DCA position re ped crossing lights

The DCA agreed to send the following statement of position regarding the inconsistent and frustrating installation of ped traffic signals in Ottawa. We invite other community associations to consider similar appeals to the City.

Diane Holmes, Councilor                         17 January, 2011
Somerset Ward

Re: pedestrian activation of traffic signals

At the January meeting of the Dalhousie Community Association we discussed the current unfortunate state of pedestrian traffic signals in our ward.

We do understand that it is sometimes desirable to have pedestrian activated signals, for example, at Primrose/Booth half-light, where pedestrian traffic exceeds vehicular traffic and vehicular traffic will not change the light.

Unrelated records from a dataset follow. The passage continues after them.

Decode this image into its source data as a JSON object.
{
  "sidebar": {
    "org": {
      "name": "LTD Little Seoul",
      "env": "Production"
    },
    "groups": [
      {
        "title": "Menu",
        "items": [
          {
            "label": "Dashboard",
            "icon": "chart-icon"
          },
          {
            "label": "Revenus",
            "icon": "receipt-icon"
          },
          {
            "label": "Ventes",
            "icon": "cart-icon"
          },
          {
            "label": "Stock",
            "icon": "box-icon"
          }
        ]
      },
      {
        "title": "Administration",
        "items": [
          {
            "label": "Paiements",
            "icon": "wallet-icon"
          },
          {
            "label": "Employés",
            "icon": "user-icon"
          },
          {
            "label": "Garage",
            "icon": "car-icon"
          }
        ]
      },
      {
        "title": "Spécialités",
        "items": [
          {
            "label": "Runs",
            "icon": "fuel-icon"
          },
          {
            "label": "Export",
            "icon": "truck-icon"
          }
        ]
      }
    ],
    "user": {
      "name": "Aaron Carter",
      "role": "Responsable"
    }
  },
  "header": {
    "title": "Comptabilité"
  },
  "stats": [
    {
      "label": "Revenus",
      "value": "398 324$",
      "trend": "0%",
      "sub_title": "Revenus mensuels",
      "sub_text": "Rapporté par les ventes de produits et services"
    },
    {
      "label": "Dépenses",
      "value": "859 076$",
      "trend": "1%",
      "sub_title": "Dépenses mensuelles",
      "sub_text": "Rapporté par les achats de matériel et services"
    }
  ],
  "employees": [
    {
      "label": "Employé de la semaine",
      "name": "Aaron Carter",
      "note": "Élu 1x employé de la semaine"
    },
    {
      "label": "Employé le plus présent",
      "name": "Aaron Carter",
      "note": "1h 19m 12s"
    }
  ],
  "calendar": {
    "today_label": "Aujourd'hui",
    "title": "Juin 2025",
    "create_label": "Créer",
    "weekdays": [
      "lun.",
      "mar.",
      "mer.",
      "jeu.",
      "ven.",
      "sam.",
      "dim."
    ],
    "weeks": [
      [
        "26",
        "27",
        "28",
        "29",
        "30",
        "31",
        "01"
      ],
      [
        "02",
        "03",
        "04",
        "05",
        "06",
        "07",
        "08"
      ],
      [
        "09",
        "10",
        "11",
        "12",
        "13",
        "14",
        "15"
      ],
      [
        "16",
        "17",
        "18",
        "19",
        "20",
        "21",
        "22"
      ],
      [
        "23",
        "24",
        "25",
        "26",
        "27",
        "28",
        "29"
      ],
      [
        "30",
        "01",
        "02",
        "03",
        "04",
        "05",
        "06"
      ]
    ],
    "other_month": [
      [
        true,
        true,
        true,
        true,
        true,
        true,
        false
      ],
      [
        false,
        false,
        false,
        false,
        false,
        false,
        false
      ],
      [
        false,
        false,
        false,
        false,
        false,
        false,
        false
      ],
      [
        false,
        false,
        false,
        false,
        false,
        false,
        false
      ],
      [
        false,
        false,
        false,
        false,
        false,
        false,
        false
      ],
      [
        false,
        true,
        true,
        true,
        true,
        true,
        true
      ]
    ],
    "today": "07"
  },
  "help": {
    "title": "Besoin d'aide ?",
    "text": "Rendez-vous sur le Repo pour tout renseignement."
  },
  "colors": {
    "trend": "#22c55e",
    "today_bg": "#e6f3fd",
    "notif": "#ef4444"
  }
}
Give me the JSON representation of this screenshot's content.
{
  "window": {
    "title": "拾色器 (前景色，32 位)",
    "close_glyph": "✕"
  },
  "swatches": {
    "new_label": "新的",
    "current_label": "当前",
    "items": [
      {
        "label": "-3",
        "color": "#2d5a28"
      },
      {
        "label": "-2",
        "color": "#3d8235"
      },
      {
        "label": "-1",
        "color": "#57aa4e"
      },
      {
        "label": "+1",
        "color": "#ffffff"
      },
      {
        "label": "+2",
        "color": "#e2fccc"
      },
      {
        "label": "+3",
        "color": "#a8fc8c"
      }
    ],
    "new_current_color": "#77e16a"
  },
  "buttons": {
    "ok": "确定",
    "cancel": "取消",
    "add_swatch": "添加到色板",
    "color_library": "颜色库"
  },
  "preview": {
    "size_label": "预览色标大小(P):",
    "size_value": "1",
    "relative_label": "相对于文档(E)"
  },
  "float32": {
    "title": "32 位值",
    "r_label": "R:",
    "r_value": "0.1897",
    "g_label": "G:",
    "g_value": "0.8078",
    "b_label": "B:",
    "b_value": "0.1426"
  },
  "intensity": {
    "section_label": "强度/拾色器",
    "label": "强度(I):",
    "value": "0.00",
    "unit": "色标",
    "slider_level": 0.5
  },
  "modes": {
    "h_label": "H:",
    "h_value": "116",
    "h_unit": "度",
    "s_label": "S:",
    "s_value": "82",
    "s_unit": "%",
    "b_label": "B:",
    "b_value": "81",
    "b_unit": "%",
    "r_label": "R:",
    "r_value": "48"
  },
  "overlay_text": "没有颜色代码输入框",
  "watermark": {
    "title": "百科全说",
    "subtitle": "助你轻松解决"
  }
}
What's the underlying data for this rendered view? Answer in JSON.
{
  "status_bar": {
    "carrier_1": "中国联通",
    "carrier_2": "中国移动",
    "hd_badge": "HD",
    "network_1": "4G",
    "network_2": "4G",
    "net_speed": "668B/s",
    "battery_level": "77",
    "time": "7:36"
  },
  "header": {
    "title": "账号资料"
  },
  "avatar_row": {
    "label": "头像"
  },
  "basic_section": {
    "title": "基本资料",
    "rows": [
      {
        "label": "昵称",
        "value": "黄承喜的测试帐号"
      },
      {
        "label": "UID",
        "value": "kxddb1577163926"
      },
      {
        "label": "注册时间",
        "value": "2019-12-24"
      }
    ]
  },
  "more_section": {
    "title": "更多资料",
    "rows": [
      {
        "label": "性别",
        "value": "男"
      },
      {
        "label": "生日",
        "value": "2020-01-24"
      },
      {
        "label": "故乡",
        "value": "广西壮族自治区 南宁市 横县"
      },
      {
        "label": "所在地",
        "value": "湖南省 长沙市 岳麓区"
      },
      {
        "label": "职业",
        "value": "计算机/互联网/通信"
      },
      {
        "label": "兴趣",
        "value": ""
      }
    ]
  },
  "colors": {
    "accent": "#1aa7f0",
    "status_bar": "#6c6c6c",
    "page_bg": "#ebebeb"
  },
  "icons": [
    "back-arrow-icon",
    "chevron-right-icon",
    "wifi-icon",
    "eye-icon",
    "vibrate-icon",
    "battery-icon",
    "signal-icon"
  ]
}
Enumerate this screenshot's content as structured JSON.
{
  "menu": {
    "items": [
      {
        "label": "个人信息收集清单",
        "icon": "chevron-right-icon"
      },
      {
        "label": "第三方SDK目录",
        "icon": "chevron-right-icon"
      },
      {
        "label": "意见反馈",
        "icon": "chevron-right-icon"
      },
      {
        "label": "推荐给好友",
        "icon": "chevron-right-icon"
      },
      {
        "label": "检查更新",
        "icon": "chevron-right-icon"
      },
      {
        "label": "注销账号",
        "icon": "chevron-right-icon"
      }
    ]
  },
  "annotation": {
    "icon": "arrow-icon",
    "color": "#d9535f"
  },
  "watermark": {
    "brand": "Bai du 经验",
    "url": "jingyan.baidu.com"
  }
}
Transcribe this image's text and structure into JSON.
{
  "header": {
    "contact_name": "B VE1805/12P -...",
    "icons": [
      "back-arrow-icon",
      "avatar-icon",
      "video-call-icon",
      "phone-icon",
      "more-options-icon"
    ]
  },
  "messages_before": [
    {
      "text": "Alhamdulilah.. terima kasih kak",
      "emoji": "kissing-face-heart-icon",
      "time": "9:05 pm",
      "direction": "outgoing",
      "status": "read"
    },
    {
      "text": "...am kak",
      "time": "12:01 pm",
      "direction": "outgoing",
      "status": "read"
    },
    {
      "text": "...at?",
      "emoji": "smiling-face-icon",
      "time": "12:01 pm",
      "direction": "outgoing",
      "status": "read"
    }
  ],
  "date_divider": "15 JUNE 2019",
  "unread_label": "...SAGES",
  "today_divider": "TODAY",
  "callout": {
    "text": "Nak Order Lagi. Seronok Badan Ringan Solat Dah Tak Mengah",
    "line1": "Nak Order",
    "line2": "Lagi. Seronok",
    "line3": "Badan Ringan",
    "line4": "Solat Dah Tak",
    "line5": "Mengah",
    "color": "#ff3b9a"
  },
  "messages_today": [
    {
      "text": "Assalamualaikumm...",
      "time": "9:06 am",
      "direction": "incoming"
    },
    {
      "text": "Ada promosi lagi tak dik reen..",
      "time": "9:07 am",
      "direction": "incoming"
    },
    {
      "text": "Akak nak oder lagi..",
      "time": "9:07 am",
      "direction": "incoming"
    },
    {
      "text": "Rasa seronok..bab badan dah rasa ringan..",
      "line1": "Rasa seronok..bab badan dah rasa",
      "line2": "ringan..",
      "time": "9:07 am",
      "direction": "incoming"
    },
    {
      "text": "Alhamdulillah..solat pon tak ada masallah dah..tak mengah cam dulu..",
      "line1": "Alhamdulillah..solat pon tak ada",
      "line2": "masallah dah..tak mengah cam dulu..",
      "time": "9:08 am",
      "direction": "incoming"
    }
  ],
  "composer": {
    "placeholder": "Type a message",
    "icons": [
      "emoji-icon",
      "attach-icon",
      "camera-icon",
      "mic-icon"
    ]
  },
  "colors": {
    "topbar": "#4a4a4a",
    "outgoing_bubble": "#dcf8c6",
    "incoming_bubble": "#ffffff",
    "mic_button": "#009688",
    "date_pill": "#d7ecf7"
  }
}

However, we are distressed at the number of signal installations that have pedestrian push buttons for no apparent purpose. For example, someone walking along Preston crosses several signalized intersections at which the pedestrian lights activate automatically, even though there are push buttons. But then, when arriving at Albert, the pedestrian light does not turn green unless the button is pushed. If the pedestrian misses pressing the button, there is a four minute or more wait as the signal cycle is extremely slow here. This results in pedestrians crossing the street against the light. This sort of inconsistency in whether or not the button is useful would never be tolerated for automobile traffic, and we see no reason for it to be in effect at this – or any other - intersection.

Consider also a pedestrian arriving at an intersection one second after the light turns green, it is not possible to push the button to get the remainder of the light. The traffic engineers PRESUME that the pedestrian will simply wait an entire cycle of the lights … when in fact, pedestrians are just being taught to ignore the pedestrian lights as being useless, inconsistent annoyances. The result is increased crossing against the lights, not less.

The second or subsequent pedestrian arrivals at an intersection are also faced with an uncertainty: do they push the button (again) or assume the first arrival pushed the button?

Nor are the push-the-button intersections limited to low-pedestrian volume corners. There are always large volumes of pedestrians at McRae and Richmond but the pedestrian light must be manually activated. The crowd sees the traffic light go green, the pedestrian light stays red, people hesitate, wondering if it is some sort of delayed walk signal, then lurch across the intersection against the light. This whole situation is so inconsistent it frustrates any attempts to make pedestrian crossings logical, predictable, and safer.

Furthermore, we see pedestrian signals being installed in unnecessary situations, such as for the north side of Albert at Preston.

We recommend that

• All intersections that have pedestrian lights should change to green for every cycle of the traffic lights.

• There should be active, usable push buttons only where necessary, for example, at half lights, or where pressing the button activates a noise signal to aid visually impaired pedestrians, or activates a longer crossing time

• Unused buttons should be removed to prevent sending conflicting messages to pedestrians as to whether or not they need to push the button.

• We should not be asking pedestrians to push a button when the pedestrian light is going to change anyway.

We believe that this increased consistency will aid pedestrians in navigating the streets and sidewalks, will promote safety and greater respect for the signal phase, and reinstate pedestrians as first class users of the public right of way and not afterthoughts to be put up with. This is, after all, what our Official Plan calls for.

Eric Darwin, President
Dalhousie Community Association